Acknowledgements

This work was supported by National Key Research and Development Program 2018YFB0905105.

Conflicts of Interest

The authors declare no conflicts of interest regarding the publication of this paper.

References

[1] Yu, X.D., Xu, X.D., Chen, S.Y., Wu, J.Z. and Jia, H.J. (2016) A Brief Review to Integrated Energy System and Energy Internet. Transactions of China Electrotechnical Society, 31, 1-13.
[2] Quelhas, A., Gil, E., McCalley, J.D. and Ryan, S.M. (2007) A Multiperiod Generalized Network Flow Model of the U.S. Integrated Energy System: Part I—Model Description.
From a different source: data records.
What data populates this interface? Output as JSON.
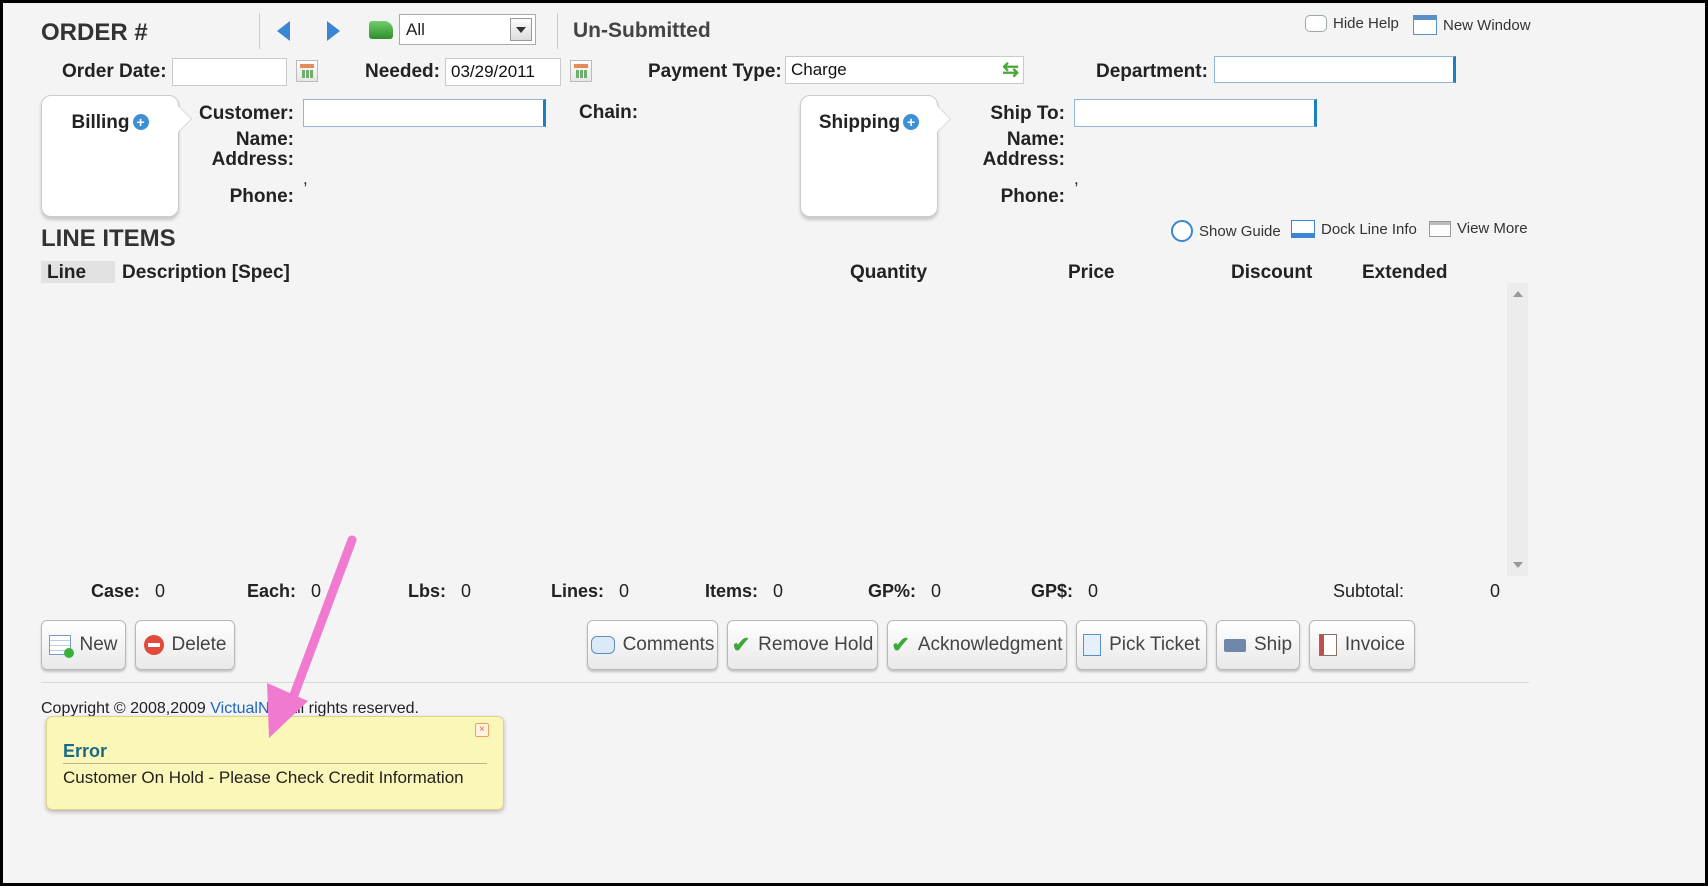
{
  "header": {
    "order_label": "ORDER #",
    "filter_value": "All",
    "status": "Un-Submitted",
    "hide_help": "Hide Help",
    "new_window": "New Window"
  },
  "form": {
    "order_date_label": "Order Date:",
    "order_date_value": "",
    "needed_label": "Needed:",
    "needed_value": "03/29/2011",
    "payment_type_label": "Payment Type:",
    "payment_type_value": "Charge",
    "department_label": "Department:",
    "department_value": ""
  },
  "billing": {
    "tab_label": "Billing",
    "customer_label": "Customer:",
    "name_label": "Name:",
    "address_label": "Address:",
    "phone_label": "Phone:",
    "comma": ",",
    "chain_label": "Chain:"
  },
  "shipping": {
    "tab_label": "Shipping",
    "ship_to_label": "Ship To:",
    "name_label": "Name:",
    "address_label": "Address:",
    "phone_label": "Phone:",
    "comma": ","
  },
  "line_items": {
    "title": "LINE ITEMS",
    "show_guide": "Show Guide",
    "dock_line_info": "Dock Line Info",
    "view_more": "View More",
    "columns": {
      "line": "Line",
      "description": "Description [Spec]",
      "quantity": "Quantity",
      "price": "Price",
      "discount": "Discount",
      "extended": "Extended"
    }
  },
  "totals": {
    "case_label": "Case:",
    "case_value": "0",
    "each_label": "Each:",
    "each_value": "0",
    "lbs_label": "Lbs:",
    "lbs_value": "0",
    "lines_label": "Lines:",
    "lines_value": "0",
    "items_label": "Items:",
    "items_value": "0",
    "gp_pct_label": "GP%:",
    "gp_pct_value": "0",
    "gp_dollar_label": "GP$:",
    "gp_dollar_value": "0",
    "subtotal_label": "Subtotal:",
    "subtotal_value": "0"
  },
  "buttons": {
    "new": "New",
    "delete": "Delete",
    "comments": "Comments",
    "remove_hold": "Remove Hold",
    "acknowledgment": "Acknowledgment",
    "pick_ticket": "Pick Ticket",
    "ship": "Ship",
    "invoice": "Invoice"
  },
  "footer": {
    "copyright_pre": "Copyright © 2008,2009",
    "link_text": "VictualNe",
    "copyright_post": ". All rights reserved."
  },
  "error": {
    "title": "Error",
    "message": "Customer On Hold - Please Check Credit Information"
  },
  "colors": {
    "accent_blue": "#1d7fc1",
    "annotation_pink": "#f07ad0",
    "error_bg": "#fbf7b8",
    "error_title": "#1a6a8a"
  }
}
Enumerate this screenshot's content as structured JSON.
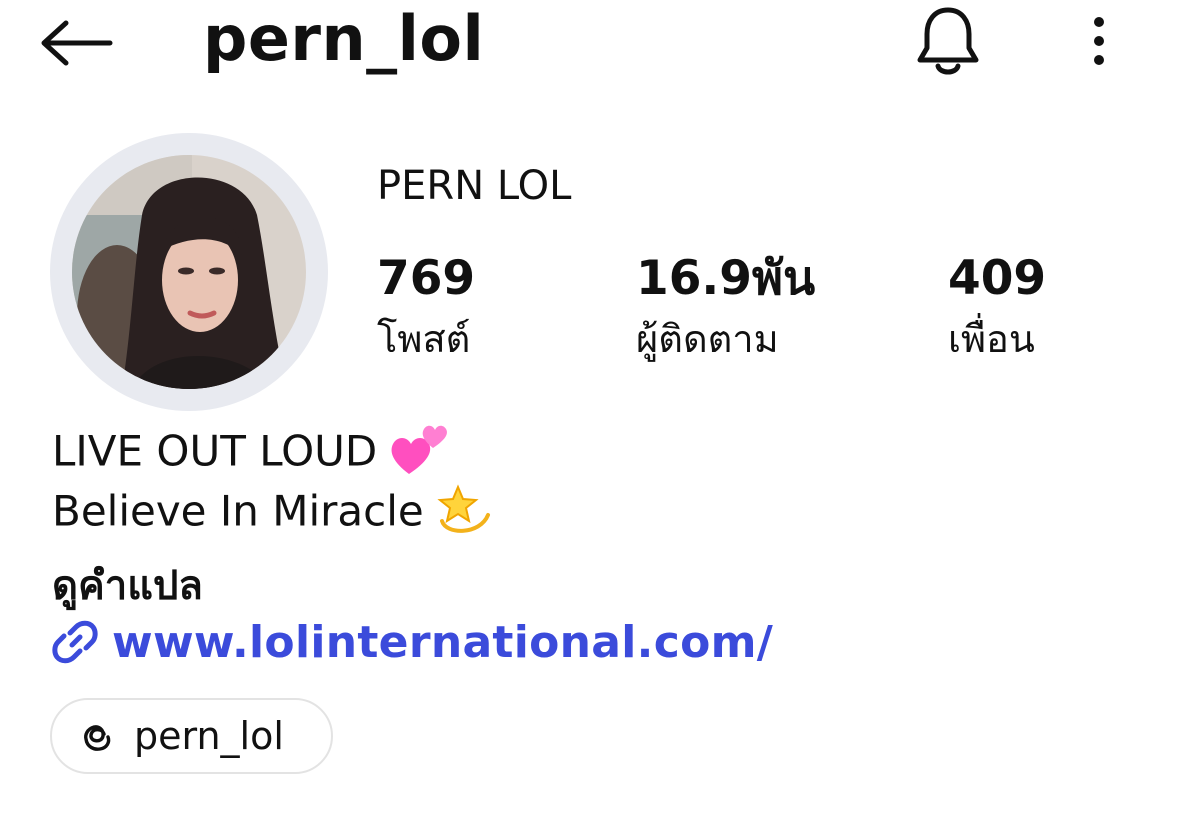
{
  "header": {
    "username": "pern_lol",
    "back_icon": "arrow-left-icon",
    "bell_icon": "bell-icon",
    "more_icon": "more-vertical-icon"
  },
  "profile": {
    "display_name": "PERN LOL",
    "avatar_icon": "profile-photo",
    "stats": [
      {
        "value": "769",
        "label": "โพสต์"
      },
      {
        "value": "16.9พัน",
        "label": "ผู้ติดตาม"
      },
      {
        "value": "409",
        "label": "เพื่อน"
      }
    ]
  },
  "bio": {
    "line1": "LIVE OUT LOUD",
    "line1_emoji_icon": "two-hearts-icon",
    "line2": "Believe In Miracle",
    "line2_emoji_icon": "dizzy-star-icon",
    "translate_label": "ดูคำแปล",
    "website": "www.lolinternational.com/",
    "link_icon": "link-icon"
  },
  "threads": {
    "handle": "pern_lol",
    "icon": "threads-icon"
  },
  "colors": {
    "link": "#3b4bdb",
    "text": "#111111",
    "avatar_ring": "#e8eaf0",
    "chip_border": "#e3e3e3"
  }
}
IEEE Transactions on Power Systems, 22, 829-836.
https://doi.org/10.1109/TPWRS.2007.894844
[3] Lund, H. and Münster, E. (2006) Integrated Energy Systems and Local Energy Markets. Energy Policy, 34, 1152-1160.
https://doi.org/10.1016/j.enpol.2004.10.004
[4] Zeng, M., Liu, Y.X., Zhou, P.C., Wang, Y.Q. and Hou, M.X. (2018) Review and Prospects of Integrated Energy System Modeling and Benefit Evaluation. Power System Technology, 42, 1697-1708.
[5] Jia, H.J., Wang, D., Xu, X.D. and Yu, X.D. (2015) Research on Some Key Problems Related to Integrated Energy Systems. Automation of Electric Power Systems, 39, 198-207.
[6] Ai, Q. and Hao, R. (2018) Key Technologies and Challenges for Multi-Energy Complementarity and Optimization of Integrated Energy System. Automation of Electric Power Systems, 42, 1-8.
[7] Wu, J.Z. (2016) Drivers and State-of-the-Art of Integrated Energy Systems in Europe. Automation of Electric Power Systems, 40, 1-7.
[8] Zhang, Y.W., et al. (2014) Development and Experiences of Smart Grid Projects in Europe. Power System Technology, 38, 1717-1723.
[9] Han, Y., et al. (2018) Research Status and Prospect of Key Technologies for Coordinated Control of Multi-Energy Synergic Integrated Energy Systems. Electric Power Construction, 39, 81-87.
[10] Huang, R.L., Pu, T.J., Liu, K.W., Yang, Z.Y. and Chen, N.S. (2015) Design of Hierarchy and Functions of Regional Energy Internet and Its Demonstration Applications. Automation of Electric Power Systems, 39, 26-33.
[11] Panwar, N.L., Kothari, R. and Tyagi, V.V. (2012) Thermo Chemical Conversion of Biomass—Eco Friendly Energy Routes. Renewable and Sustainable Energy Reviews, 16, 1801-1816.
https://doi.org/10.1016/j.rser.2012.01.024
[12] Qu, L., Ouyang, B., Yuan, Z.C. and Zeng, R. (2019) Steady-State Power Flow Analysis of Cold-Thermal-Electric Integrated Energy System Based on Unified Power Flow Model. Energies, 12, 4455.
https://doi.org/10.3390/en12234455

Copyright © 2021 by authors and Scientific Research Publishing Inc.

Creative Commons License

This work and the related PDF file are licensed under a Creative Commons Attribution 4.0 International License.